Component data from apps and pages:
• • • • •

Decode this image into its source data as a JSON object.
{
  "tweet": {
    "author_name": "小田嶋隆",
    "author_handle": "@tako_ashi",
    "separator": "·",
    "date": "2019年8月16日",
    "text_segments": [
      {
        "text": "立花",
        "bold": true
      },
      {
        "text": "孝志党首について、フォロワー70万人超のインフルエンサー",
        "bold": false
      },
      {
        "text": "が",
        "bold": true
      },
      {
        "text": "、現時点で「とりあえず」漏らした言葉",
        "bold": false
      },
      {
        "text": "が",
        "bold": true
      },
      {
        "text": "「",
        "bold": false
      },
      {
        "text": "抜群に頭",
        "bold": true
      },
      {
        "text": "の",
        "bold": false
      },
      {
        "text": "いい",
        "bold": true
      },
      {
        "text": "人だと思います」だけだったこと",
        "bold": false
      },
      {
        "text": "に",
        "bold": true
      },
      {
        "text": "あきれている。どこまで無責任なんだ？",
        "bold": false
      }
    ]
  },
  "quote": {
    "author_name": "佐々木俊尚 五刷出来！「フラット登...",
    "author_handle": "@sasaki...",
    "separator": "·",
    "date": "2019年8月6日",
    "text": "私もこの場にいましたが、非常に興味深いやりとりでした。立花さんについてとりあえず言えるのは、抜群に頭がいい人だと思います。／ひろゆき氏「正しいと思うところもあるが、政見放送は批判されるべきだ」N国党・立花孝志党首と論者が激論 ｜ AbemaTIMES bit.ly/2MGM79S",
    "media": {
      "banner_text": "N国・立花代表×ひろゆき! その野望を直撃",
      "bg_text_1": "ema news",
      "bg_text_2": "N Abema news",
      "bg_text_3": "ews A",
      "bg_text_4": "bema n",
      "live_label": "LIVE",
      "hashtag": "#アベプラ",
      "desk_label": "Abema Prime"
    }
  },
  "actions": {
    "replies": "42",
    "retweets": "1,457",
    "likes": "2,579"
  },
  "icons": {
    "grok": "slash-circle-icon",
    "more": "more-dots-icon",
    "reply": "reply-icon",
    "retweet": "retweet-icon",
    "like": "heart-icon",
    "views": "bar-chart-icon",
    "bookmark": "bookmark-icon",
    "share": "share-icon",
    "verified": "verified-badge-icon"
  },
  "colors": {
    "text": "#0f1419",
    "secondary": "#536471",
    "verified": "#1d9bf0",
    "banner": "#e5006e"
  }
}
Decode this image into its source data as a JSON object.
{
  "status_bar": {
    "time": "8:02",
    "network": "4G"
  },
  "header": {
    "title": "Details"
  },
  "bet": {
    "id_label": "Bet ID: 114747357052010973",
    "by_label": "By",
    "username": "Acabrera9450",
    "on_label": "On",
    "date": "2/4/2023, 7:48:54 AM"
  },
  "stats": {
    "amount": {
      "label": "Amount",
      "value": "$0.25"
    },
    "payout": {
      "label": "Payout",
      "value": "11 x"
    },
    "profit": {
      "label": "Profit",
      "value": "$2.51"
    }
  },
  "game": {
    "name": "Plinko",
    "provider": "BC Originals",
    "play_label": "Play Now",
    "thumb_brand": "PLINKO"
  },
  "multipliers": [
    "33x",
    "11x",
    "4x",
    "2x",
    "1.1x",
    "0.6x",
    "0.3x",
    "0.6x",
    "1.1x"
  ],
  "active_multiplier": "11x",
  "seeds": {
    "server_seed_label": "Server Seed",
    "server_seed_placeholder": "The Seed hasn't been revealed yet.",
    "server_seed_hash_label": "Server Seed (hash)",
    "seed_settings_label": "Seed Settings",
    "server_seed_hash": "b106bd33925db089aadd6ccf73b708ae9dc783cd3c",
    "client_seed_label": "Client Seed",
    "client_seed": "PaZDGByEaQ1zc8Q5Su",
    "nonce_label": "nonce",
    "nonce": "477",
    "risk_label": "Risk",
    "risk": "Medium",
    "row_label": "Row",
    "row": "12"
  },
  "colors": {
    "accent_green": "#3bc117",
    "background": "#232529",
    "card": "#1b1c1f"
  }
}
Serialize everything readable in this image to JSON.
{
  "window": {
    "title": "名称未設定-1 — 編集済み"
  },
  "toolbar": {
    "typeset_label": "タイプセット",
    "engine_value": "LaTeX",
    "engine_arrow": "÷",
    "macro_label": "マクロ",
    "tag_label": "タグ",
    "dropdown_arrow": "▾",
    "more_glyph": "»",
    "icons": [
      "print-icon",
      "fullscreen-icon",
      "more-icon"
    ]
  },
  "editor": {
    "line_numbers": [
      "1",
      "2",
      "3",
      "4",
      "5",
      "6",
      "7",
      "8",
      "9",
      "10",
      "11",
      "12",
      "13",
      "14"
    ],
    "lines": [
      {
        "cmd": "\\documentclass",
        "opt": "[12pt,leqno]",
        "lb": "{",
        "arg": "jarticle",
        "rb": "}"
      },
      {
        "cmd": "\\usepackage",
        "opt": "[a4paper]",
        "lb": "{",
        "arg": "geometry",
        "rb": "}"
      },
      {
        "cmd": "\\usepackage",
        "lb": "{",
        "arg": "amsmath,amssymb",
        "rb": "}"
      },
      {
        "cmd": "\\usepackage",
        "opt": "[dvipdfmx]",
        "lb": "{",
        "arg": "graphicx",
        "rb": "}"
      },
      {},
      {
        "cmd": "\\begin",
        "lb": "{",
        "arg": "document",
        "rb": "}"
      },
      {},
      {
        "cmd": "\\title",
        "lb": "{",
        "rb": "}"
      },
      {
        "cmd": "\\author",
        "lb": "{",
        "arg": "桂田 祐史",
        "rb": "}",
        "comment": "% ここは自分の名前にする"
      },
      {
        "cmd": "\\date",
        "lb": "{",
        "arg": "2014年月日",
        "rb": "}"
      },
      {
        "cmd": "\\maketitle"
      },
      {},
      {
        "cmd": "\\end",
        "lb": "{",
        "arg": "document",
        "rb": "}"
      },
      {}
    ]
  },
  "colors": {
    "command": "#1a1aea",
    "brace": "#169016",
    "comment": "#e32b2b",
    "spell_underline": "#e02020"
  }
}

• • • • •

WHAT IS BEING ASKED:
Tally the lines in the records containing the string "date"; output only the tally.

ANSWER TO THE EXERCISE:
4